[Data records for software interfaces]
══════════
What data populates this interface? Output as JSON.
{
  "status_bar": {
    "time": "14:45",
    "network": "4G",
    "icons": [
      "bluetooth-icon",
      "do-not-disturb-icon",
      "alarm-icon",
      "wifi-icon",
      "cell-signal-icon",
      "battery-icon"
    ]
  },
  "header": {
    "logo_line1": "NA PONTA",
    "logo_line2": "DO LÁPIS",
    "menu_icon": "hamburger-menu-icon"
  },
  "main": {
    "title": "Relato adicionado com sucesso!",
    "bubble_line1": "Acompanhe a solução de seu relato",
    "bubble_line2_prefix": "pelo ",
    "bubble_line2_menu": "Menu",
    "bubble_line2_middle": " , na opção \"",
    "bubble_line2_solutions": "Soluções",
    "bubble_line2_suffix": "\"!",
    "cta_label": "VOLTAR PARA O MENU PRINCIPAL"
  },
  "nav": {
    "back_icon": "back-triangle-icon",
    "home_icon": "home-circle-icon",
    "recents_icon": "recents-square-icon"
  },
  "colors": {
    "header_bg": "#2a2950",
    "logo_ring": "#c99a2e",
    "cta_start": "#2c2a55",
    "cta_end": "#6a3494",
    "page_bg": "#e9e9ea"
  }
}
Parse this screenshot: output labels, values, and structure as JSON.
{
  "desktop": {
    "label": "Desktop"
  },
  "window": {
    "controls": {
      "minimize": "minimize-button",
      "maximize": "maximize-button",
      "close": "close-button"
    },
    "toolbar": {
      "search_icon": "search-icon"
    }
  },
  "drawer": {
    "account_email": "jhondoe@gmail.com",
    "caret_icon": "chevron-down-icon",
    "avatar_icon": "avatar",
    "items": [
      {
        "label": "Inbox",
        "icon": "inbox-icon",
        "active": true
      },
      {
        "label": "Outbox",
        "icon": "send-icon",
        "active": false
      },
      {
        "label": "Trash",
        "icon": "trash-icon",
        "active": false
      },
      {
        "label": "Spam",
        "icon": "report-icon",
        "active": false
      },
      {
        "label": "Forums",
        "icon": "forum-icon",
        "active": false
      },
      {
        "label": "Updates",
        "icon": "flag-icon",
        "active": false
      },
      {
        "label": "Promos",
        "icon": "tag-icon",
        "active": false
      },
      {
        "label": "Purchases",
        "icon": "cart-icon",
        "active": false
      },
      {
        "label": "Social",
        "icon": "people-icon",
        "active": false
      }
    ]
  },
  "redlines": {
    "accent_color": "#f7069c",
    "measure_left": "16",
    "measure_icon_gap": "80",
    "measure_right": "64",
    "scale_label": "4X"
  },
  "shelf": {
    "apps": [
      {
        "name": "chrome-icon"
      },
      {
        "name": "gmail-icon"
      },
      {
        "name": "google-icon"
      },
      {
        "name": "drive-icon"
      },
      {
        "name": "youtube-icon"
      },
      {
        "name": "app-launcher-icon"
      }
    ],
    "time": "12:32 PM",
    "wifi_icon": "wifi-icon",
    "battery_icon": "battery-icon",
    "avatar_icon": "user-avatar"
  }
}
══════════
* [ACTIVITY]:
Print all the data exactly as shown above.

* [ANSWER TO THE PROBLEM]:
What data populates this interface? Output as JSON.
{
  "status_bar": {
    "time": "14:45",
    "network": "4G",
    "icons": [
      "bluetooth-icon",
      "do-not-disturb-icon",
      "alarm-icon",
      "wifi-icon",
      "cell-signal-icon",
      "battery-icon"
    ]
  },
  "header": {
    "logo_line1": "NA PONTA",
    "logo_line2": "DO LÁPIS",
    "menu_icon": "hamburger-menu-icon"
  },
  "main": {
    "title": "Relato adicionado com sucesso!",
    "bubble_line1": "Acompanhe a solução de seu relato",
    "bubble_line2_prefix": "pelo ",
    "bubble_line2_menu": "Menu",
    "bubble_line2_middle": " , na opção \"",
    "bubble_line2_solutions": "Soluções",
    "bubble_line2_suffix": "\"!",
    "cta_label": "VOLTAR PARA O MENU PRINCIPAL"
  },
  "nav": {
    "back_icon": "back-triangle-icon",
    "home_icon": "home-circle-icon",
    "recents_icon": "recents-square-icon"
  },
  "colors": {
    "header_bg": "#2a2950",
    "logo_ring": "#c99a2e",
    "cta_start": "#2c2a55",
    "cta_end": "#6a3494",
    "page_bg": "#e9e9ea"
  }
}
Parse this screenshot: output labels, values, and structure as JSON.
{
  "desktop": {
    "label": "Desktop"
  },
  "window": {
    "controls": {
      "minimize": "minimize-button",
      "maximize": "maximize-button",
      "close": "close-button"
    },
    "toolbar": {
      "search_icon": "search-icon"
    }
  },
  "drawer": {
    "account_email": "jhondoe@gmail.com",
    "caret_icon": "chevron-down-icon",
    "avatar_icon": "avatar",
    "items": [
      {
        "label": "Inbox",
        "icon": "inbox-icon",
        "active": true
      },
      {
        "label": "Outbox",
        "icon": "send-icon",
        "active": false
      },
      {
        "label": "Trash",
        "icon": "trash-icon",
        "active": false
      },
      {
        "label": "Spam",
        "icon": "report-icon",
        "active": false
      },
      {
        "label": "Forums",
        "icon": "forum-icon",
        "active": false
      },
      {
        "label": "Updates",
        "icon": "flag-icon",
        "active": false
      },
      {
        "label": "Promos",
        "icon": "tag-icon",
        "active": false
      },
      {
        "label": "Purchases",
        "icon": "cart-icon",
        "active": false
      },
      {
        "label": "Social",
        "icon": "people-icon",
        "active": false
      }
    ]
  },
  "redlines": {
    "accent_color": "#f7069c",
    "measure_left": "16",
    "measure_icon_gap": "80",
    "measure_right": "64",
    "scale_label": "4X"
  },
  "shelf": {
    "apps": [
      {
        "name": "chrome-icon"
      },
      {
        "name": "gmail-icon"
      },
      {
        "name": "google-icon"
      },
      {
        "name": "drive-icon"
      },
      {
        "name": "youtube-icon"
      },
      {
        "name": "app-launcher-icon"
      }
    ],
    "time": "12:32 PM",
    "wifi_icon": "wifi-icon",
    "battery_icon": "battery-icon",
    "avatar_icon": "user-avatar"
  }
}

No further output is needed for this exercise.